*Your goal*
Report every line from the material that contains the word "icon".

Segment Start: Information

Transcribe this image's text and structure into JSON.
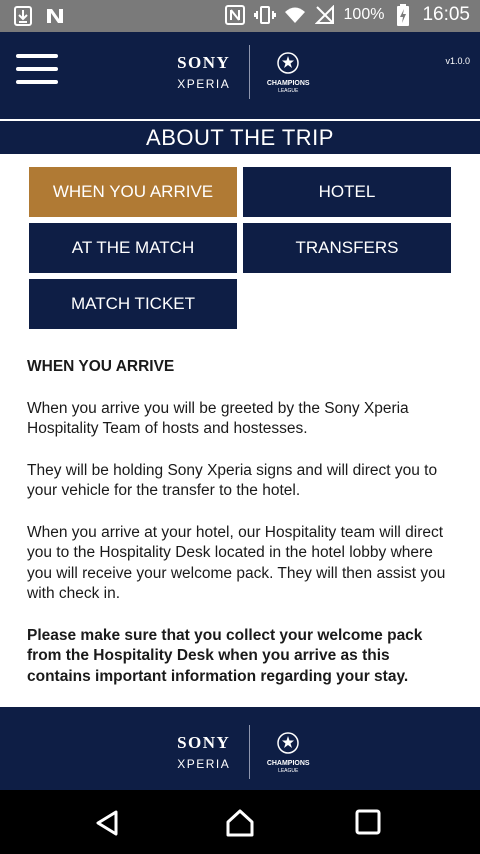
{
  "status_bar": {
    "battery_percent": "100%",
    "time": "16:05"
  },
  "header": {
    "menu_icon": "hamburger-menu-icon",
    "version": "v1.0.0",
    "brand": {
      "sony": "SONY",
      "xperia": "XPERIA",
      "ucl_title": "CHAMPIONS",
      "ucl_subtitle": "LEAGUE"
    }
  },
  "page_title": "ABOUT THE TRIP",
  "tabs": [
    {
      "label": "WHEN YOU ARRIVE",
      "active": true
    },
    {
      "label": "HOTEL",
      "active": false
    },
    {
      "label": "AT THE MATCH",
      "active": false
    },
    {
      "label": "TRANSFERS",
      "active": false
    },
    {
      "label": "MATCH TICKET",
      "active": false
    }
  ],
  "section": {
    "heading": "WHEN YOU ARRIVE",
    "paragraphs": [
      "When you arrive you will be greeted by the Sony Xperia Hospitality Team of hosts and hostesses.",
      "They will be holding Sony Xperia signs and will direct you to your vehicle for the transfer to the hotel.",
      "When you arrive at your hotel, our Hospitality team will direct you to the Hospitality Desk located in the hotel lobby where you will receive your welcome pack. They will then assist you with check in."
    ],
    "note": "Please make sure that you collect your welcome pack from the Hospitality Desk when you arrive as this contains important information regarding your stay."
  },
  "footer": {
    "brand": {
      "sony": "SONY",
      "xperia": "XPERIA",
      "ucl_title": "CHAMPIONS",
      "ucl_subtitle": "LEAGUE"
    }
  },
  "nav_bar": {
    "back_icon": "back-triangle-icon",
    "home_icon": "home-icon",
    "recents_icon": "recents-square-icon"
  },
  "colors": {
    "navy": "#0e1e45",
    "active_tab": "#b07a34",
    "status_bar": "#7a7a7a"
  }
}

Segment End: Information

*Result of this task*
    "menu_icon": "hamburger-menu-icon",
    "back_icon": "back-triangle-icon",
    "home_icon": "home-icon",
    "recents_icon": "recents-square-icon"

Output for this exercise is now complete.